▸ **What this task involves**: Only the number is wanted: state how many lines of the data below contain the word "serve".

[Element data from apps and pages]
= = = = = = =
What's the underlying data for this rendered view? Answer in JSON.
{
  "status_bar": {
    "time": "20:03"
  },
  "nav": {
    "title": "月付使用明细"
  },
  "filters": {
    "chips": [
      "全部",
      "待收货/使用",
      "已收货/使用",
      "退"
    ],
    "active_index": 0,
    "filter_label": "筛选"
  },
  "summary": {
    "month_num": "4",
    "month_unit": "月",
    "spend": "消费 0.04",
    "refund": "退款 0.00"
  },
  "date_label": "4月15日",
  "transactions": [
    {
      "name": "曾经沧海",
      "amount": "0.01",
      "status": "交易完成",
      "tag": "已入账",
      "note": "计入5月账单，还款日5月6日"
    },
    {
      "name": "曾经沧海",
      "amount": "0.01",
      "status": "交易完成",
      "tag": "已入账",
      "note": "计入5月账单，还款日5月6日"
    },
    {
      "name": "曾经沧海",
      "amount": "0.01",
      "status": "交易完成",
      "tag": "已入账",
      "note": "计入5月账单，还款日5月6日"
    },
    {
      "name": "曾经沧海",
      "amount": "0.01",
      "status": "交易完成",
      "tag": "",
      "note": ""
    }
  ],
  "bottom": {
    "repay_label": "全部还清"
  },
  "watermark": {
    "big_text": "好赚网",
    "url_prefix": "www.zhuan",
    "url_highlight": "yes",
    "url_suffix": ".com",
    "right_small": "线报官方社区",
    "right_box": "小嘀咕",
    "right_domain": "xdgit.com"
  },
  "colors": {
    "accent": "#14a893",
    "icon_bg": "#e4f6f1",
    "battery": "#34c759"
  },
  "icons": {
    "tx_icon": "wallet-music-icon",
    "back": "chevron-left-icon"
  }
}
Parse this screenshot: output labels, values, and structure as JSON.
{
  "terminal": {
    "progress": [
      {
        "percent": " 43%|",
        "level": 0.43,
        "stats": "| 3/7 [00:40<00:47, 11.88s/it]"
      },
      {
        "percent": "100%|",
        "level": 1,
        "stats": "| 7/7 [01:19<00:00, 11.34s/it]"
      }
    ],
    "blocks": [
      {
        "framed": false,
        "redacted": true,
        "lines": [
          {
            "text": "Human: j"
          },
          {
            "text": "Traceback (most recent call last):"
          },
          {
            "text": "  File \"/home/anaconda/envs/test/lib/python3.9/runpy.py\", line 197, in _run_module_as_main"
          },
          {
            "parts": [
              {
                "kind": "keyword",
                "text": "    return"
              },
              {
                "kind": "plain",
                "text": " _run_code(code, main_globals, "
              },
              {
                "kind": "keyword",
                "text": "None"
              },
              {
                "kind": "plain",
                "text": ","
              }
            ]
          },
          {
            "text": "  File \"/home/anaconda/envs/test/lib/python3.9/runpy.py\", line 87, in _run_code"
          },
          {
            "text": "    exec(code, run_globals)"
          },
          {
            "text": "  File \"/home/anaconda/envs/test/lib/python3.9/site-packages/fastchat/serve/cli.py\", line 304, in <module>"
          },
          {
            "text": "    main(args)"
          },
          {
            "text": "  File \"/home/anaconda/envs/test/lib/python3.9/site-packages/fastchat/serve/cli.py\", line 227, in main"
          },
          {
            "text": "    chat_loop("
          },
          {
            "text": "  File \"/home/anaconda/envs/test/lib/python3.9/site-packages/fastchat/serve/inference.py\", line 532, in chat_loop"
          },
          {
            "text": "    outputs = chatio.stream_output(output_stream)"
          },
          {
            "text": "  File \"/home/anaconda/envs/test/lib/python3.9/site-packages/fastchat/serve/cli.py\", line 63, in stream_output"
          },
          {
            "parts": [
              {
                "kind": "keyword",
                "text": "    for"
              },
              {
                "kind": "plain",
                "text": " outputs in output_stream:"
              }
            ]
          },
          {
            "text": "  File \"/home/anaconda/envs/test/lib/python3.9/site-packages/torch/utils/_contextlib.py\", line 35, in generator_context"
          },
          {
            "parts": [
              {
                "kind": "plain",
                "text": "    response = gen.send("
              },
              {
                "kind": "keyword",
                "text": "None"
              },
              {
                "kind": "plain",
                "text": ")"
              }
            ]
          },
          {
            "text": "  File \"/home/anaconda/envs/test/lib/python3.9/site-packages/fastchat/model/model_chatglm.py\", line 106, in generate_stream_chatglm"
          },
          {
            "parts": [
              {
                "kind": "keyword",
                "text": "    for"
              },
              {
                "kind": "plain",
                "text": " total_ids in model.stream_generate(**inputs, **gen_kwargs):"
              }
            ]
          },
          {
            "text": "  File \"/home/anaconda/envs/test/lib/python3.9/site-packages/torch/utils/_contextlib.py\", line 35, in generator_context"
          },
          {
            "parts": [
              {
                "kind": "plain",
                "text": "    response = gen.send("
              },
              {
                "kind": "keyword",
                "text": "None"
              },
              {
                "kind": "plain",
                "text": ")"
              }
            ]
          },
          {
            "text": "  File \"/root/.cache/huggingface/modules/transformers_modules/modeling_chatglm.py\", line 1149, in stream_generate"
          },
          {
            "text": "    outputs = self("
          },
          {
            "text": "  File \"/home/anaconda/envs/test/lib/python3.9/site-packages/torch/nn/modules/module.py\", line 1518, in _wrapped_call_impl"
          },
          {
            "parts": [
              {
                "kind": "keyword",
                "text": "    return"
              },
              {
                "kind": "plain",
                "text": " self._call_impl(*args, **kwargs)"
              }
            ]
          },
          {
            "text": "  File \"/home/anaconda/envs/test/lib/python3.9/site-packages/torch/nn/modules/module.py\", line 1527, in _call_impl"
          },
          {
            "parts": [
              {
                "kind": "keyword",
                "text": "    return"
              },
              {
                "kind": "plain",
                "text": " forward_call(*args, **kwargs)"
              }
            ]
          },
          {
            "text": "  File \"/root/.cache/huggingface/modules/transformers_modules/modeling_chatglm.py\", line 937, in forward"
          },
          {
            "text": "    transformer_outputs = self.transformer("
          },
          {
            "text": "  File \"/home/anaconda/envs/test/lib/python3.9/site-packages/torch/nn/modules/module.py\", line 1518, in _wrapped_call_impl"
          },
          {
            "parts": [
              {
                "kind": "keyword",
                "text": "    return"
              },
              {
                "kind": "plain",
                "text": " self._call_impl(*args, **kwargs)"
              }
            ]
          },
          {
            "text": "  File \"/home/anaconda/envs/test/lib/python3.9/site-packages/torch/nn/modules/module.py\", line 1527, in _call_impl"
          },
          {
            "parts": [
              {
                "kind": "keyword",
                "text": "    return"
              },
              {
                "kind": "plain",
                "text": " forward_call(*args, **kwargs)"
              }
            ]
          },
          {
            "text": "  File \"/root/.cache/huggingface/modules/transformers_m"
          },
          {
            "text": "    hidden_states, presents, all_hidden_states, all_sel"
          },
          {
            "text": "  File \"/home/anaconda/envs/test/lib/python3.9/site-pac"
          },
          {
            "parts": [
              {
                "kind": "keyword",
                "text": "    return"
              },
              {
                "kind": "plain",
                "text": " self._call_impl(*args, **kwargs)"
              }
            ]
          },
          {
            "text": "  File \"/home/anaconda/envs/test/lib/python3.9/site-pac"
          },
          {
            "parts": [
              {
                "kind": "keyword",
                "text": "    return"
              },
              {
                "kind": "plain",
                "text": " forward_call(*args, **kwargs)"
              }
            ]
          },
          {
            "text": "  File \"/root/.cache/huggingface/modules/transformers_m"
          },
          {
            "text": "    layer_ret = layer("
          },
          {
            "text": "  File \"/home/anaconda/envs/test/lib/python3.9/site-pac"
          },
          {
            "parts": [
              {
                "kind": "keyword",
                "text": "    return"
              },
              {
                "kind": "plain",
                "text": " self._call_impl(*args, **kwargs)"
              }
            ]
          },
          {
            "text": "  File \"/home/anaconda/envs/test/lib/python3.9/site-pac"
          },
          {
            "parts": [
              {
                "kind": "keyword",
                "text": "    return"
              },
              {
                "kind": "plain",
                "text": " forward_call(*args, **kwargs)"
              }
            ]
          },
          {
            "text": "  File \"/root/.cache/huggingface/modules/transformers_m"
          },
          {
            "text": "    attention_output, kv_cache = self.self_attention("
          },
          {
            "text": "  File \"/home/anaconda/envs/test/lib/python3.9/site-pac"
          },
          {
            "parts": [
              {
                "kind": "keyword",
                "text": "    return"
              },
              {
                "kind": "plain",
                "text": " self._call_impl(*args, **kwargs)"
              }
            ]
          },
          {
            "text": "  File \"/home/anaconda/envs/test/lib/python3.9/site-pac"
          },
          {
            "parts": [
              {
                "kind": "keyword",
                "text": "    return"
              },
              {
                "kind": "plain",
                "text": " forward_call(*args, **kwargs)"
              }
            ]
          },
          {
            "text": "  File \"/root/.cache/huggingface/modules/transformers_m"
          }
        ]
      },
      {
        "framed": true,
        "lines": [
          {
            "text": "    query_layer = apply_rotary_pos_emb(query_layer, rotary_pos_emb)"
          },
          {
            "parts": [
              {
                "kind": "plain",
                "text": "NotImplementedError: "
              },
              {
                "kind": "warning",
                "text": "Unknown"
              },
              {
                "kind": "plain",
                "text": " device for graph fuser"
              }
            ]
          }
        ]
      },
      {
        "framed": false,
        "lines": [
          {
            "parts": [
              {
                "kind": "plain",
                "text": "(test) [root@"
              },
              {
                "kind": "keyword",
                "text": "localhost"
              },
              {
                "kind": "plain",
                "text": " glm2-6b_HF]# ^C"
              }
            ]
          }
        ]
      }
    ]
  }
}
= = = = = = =
▸ **Solution to the problem**: 4